- POSTED: 18 Jul 2014 19:07
- UPDATED: 18 Jul 2014 19:12
A guidebook on Bali and a children's card game lie amid the debris of Malaysia Airlines flight MH17 as emergency workers pick through the grisly carnage of the vast crash site, recovering corpse after corpse.
GRABOVE: A guidebook on Bali and a children's card game lie amid the debris of Malaysia Airlines flight MH17 as emergency workers pick through the grisly carnage of the vast crash site, recovering corpse after corpse.
Painstakingly, fire fighters make their way through the wreckage, stopping here and there to plant sticks tied with white rags to identify the location of some of the 298 victims.
"Anatoly, come over here.
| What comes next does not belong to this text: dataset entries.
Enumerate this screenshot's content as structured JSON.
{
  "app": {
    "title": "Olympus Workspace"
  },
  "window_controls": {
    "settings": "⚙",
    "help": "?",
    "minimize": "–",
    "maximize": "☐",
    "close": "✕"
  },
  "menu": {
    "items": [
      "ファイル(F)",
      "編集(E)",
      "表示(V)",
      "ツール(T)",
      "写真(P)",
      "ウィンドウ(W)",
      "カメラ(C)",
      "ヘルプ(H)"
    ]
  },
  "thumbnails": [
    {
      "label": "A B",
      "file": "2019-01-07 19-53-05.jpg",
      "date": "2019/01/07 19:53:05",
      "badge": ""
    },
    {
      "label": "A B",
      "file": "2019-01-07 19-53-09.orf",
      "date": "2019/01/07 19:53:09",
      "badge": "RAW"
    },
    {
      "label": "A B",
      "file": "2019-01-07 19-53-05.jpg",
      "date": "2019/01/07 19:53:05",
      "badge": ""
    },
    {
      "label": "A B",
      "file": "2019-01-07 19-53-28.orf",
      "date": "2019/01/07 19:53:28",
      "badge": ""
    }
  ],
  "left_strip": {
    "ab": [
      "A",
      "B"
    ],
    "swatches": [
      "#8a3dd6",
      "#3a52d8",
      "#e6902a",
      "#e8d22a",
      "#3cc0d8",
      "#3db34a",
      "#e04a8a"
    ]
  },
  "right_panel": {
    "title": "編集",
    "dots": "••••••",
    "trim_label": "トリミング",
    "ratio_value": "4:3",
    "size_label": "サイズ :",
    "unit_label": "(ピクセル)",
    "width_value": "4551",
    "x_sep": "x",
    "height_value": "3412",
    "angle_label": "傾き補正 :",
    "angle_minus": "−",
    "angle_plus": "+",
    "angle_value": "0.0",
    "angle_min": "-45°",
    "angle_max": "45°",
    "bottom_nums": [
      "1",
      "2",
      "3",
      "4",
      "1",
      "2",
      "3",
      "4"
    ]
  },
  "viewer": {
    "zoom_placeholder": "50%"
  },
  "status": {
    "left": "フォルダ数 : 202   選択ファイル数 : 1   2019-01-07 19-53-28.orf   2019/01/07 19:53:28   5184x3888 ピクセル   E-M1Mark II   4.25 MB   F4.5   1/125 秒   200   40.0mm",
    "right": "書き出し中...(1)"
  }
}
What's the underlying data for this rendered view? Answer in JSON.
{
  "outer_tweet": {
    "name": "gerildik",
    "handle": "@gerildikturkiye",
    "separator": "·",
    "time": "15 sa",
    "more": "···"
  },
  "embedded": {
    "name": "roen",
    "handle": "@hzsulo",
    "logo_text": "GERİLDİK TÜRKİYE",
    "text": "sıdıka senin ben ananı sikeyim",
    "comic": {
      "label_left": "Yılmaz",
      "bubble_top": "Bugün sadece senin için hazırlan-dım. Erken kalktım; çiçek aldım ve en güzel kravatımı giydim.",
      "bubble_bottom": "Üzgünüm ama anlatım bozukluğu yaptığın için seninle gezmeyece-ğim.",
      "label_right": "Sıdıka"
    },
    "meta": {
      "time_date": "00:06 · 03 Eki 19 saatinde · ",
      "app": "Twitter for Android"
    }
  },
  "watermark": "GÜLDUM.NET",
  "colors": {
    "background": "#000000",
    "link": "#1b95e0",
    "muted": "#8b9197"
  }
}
There are a lot more in this field," a fireman shouts to his colleague as a light rain falls.
A day after the passenger jet was apparently shot down by a missile in rebel-held eastern Ukraine, dozens of fire trucks from surrounding towns were at the scene.
But with the debris scattered for kilometres, under-equipped emergency crews were clearly overwhelmed by the scale of the tragedy.
Hours after the disaster, an AFP crew at the site saw dozens of severely mutilated corpses still lying at the crash site after eyewitnesses reported seeing the plane disintegrate in mid-air.
An arm could be seen poking from under a seat lying in a ditch. Nearby, luggage was piled up on a slope.
Two engines, a piece of a landing gear and chunks of the fuselage dotted with windows were strewn about as melted metal solidified in pools.
The sound of dogs barking could be heard in the distance. Separatist fighters at the site said they will shoot any animals that come to scavenge there.
Kiev has blamed the rebels and their alleged Russian backers for downing the plane. But the separatist deny the claim and have vowed to protect the scene and allow investigators access to the crash site.
The rebels have also suggested that they are willing to agree to a temporary truce to facilitate the recovery but the sound of faraway explosions can still be heard sporadically.
Along a country road, a mini-bus has been converted into a crisis unit with 18 miners from a nearby pit serving as volunteers.
"Of course it's scary but we can't leave them like that," says Ivan, 54, a miner of 28 years, referring to the victims.
In the background the noise of a volley of Grad multiple rocket launcher is heard.
"Hear that, there they are again bombing the peaceful population," he says.
There are no crowds of curious onlookers at the scene and the inhabitants of a nearby hamlet remain indoors trying to make sense of the carnage that they've witnessed.
"You understand, it was as if a three-storey building came down but missed us," Pavel, 45, a farmer told AFP as he looked at some of the fuselage lying a hundred metres from his house.
"I'm in shock and will never forget it. We really almost died. It smells like death." Another crew of emergency workers walks past carrying a fresh bundle of sticks to use as markers.
One of them lets slip it is unlikely that all of the victims can be recovered.
"We realise that we'll never find all of them in an area of 25 square kilometres," he says.